As the Fifa scandal has escalated, Swiss Sport Minister Ueli Maurer has asked the Federal Sport Office to re-examine the issue of corruption in sport and to check the Swiss legal framework governing sports federations, which critics say is very light.
How the scandal evolved
The alleged bribery scandal that has enveloped Fifa revolves around the bidding process for the 2018 and 2022 World Cups.
An article in the British Sunday Times on October 17 alleged that two top Fifa executives – Nigerian Amos Adamu and Tahitian Reynald Temarii – had offered to sell their votes to undercover reporters, who were secretly filming the meetings.
The paper had video showing Adamu requesting $800,000 (€580,000) to build four artificial football pitches in Nigeria, and for the money to be paid to him directly. Temarii was filmed appearing to ask for NZ$3 million (SFr2.3 million) to fund a football academy in Auckland, New Zealand.
Fifa announced an immediate inquiry to be headed by its ethics commission – an independent judicial body set up in 2006 to enforce Fifa’s code of ethics and oversee the bidding process for hosting World Cups.
On October 18, the investigation was widened to look into the conduct of other Fifa officials. It also promised to probe rumours of collusions between member associations relating to the bidding process.
On October 20, Fifa’s ethics commission announced that it had provisionally suspended the two executives named in the Sunday Times report plus four other officials.
A full report will be submitted after the investigation is complete in mid-November.
On October 24 the Sunday Times reported that former Fifa secretary-general Michel Zen-Ruffinen had been secretly filmed saying Spain-Portugal and Qatar had struck a deal giving each seven votes from the 24-man Fifa executive committee which is choosing World Cup
Hosts. He was also was recorded suggesting Fifa voters could be bribed with offers of money or women.
Fifa executive members will meet in Zurich on December 2 to decide by secret ballot which countries will host the 2018 and 2022 World Cups.

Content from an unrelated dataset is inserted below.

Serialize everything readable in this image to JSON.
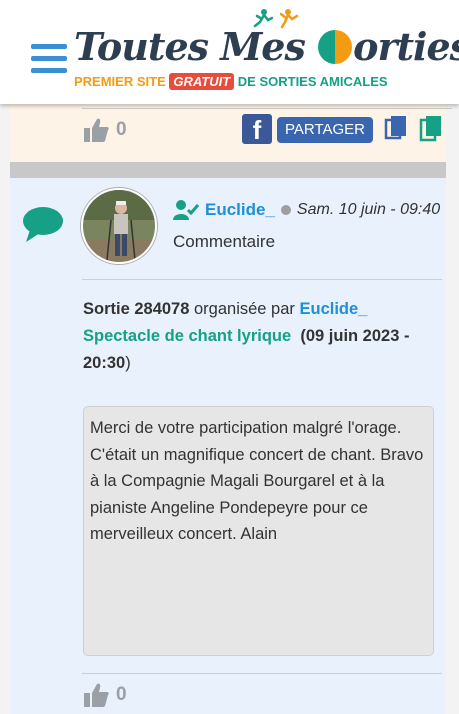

England, Russia, Spain/Portugal and Belgium/Netherlands are bidding to host the 2018 World Cup while Japan, South Korea, Australia, United States and Qatar are candidates for 2022.